This video series from Wales is about the new opera In Parenthesis.
By David Nicholson in Britain:
Superb commemoration of Somme slaughter
Thursday 19th May 2016
Millennium Centre, Cardiff
NEW operas are rare events and even rarer are ones that are as good as In Parenthesis.
Iain Bell’s moving and visceral new opera about the great war, based on Welsh poet David Jones’s epic poem, is an ambitious project, with WNO director David Pountney, Emma Jenkins and David Antrobus’s libretto combining to brilliant effect with Bell’s music.
Through the eyes of tenor Andrew Bidlack’s Private John Ball, we watch a band of Welsh soldiers embark for France, journey to the horror of the trenches and perish in the final bloody battle at Mametz Wood.
Under the assured direction of David Pountney, aided by set designer Robert Innes Hopkins, this is a brilliantly staged production that captures the terror and claustrophobic atmosphere of a troop ship and the trenches of northern France.
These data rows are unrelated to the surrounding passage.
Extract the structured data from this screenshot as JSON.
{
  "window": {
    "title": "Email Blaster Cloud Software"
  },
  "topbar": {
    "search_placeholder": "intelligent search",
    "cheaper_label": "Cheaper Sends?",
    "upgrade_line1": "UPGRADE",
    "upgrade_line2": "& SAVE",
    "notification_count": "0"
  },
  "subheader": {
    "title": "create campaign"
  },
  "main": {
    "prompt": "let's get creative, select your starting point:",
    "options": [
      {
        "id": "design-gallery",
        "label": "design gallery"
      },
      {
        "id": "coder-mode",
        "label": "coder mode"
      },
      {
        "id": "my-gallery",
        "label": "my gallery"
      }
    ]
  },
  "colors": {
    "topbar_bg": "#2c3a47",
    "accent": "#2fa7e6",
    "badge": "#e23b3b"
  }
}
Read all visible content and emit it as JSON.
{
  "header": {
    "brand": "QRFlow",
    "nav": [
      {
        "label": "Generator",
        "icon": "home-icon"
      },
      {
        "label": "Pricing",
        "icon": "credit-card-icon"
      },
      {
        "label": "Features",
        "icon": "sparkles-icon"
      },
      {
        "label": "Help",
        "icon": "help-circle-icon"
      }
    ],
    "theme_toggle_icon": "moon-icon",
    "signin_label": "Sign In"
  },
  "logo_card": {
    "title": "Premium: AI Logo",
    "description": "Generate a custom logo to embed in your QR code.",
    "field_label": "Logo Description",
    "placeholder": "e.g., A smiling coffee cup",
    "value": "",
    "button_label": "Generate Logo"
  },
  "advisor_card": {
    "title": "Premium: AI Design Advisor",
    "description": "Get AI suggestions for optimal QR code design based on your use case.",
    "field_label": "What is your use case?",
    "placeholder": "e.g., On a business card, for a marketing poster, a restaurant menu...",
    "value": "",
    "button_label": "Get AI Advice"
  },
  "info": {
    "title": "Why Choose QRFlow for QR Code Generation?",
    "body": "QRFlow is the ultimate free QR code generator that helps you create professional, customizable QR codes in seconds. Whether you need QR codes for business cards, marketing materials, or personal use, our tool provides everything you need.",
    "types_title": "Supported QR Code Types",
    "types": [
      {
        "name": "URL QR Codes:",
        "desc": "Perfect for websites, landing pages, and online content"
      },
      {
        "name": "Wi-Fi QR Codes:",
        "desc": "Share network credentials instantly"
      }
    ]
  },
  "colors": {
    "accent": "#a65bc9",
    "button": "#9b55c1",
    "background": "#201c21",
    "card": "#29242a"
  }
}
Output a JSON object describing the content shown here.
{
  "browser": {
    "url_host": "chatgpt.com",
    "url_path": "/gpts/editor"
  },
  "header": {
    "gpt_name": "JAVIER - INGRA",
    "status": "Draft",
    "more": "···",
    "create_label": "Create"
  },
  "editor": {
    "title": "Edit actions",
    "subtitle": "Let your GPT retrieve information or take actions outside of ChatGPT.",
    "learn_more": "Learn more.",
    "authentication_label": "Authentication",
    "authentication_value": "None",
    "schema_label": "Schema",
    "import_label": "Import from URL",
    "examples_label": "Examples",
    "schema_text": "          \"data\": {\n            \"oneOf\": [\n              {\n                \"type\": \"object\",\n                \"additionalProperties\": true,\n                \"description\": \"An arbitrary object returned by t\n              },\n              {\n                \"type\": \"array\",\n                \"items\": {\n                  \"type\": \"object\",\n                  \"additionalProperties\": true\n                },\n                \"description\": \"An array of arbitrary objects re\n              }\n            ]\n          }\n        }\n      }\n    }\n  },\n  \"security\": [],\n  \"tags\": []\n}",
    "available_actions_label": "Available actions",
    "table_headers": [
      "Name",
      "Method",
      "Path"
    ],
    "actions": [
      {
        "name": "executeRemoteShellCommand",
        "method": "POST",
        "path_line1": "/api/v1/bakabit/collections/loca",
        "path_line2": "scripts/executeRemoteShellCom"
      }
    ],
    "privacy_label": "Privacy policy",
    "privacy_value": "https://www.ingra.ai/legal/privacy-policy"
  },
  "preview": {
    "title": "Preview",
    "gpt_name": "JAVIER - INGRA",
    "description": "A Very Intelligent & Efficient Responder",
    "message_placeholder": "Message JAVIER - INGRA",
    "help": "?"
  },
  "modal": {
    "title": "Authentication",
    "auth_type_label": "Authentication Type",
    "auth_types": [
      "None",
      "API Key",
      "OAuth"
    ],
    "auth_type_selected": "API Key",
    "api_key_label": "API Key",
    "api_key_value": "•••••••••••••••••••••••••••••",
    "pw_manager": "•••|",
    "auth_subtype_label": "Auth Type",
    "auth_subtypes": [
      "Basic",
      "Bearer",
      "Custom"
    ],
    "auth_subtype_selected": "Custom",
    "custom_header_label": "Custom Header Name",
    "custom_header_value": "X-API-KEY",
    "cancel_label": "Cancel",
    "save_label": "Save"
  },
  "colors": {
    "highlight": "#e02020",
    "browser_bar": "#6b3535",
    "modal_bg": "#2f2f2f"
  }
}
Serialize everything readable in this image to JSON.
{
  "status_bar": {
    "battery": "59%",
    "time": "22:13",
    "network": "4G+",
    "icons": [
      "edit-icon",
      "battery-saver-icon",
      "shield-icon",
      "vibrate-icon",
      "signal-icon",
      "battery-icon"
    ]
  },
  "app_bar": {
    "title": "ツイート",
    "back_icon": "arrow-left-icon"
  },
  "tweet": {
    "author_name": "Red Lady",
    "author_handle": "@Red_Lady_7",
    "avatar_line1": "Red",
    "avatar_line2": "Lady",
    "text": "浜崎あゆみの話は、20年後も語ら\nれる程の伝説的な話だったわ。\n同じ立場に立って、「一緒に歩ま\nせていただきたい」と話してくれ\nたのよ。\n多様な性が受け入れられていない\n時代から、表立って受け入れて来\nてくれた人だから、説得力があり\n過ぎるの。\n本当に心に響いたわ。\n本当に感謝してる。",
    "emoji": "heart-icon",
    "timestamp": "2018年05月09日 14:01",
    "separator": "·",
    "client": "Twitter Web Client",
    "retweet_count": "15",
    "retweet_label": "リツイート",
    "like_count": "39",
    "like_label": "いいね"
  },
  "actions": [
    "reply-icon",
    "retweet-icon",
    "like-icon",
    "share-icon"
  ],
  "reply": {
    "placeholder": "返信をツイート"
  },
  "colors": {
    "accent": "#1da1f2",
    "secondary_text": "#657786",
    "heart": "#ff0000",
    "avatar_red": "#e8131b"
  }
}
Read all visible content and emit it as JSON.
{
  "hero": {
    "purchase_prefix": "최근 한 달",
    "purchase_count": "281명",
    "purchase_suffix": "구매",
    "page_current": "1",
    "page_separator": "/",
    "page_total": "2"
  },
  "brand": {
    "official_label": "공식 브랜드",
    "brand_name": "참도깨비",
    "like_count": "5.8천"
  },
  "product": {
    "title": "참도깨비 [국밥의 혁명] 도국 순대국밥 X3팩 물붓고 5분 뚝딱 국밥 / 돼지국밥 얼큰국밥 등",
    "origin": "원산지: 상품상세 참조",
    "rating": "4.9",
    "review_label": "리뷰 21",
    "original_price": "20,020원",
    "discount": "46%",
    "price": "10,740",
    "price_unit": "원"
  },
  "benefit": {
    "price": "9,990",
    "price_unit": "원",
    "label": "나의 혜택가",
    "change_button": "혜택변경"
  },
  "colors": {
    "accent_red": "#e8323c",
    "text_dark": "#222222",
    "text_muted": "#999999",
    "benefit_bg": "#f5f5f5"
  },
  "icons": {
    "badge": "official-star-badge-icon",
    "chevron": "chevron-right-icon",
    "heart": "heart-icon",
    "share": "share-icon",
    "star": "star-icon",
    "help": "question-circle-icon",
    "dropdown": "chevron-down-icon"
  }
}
But, as ever with the WNO, it is the sublime choral singing that pulls all the strands together. They are a perfect match for the drama of the reckless death of young men, in which Mark Le Brocq as a convincingly gruff sergeant and George Humphreys as a sensitive and caring young lieutenant take the acting honours.
The cafe scene before the men move off to the Somme is a thrilling highlight as the brilliant Welsh song Sosban Fach is sung with all the power at the disposal of the WNO.
The mythic return to the earth of the slaughtered band of Royal Welsh Fusiliers is touchingly realised by the nymphs who haunt Mametz Wood.
It’s a superb rendition by the women’s chorus who, dressed in an abundance of foliage and twigs, return the torn and bloodied bodies of Ball’s fallen comrades to the earth. Their heavenly singing moved many of the opening night audience to tears.
In Parenthesis ticks every box when it comes to music, acting and production values, though whether Bell’s opera will still be performed in years to come is the real acid test.
But this is a production to go and see now. As a sensitive, moving and visceral portrayal of the horror of war, it is a superb evening of pure theatre.
At the Millennium Centre until June 3, then tours until July 1, box office: wno.org.uk.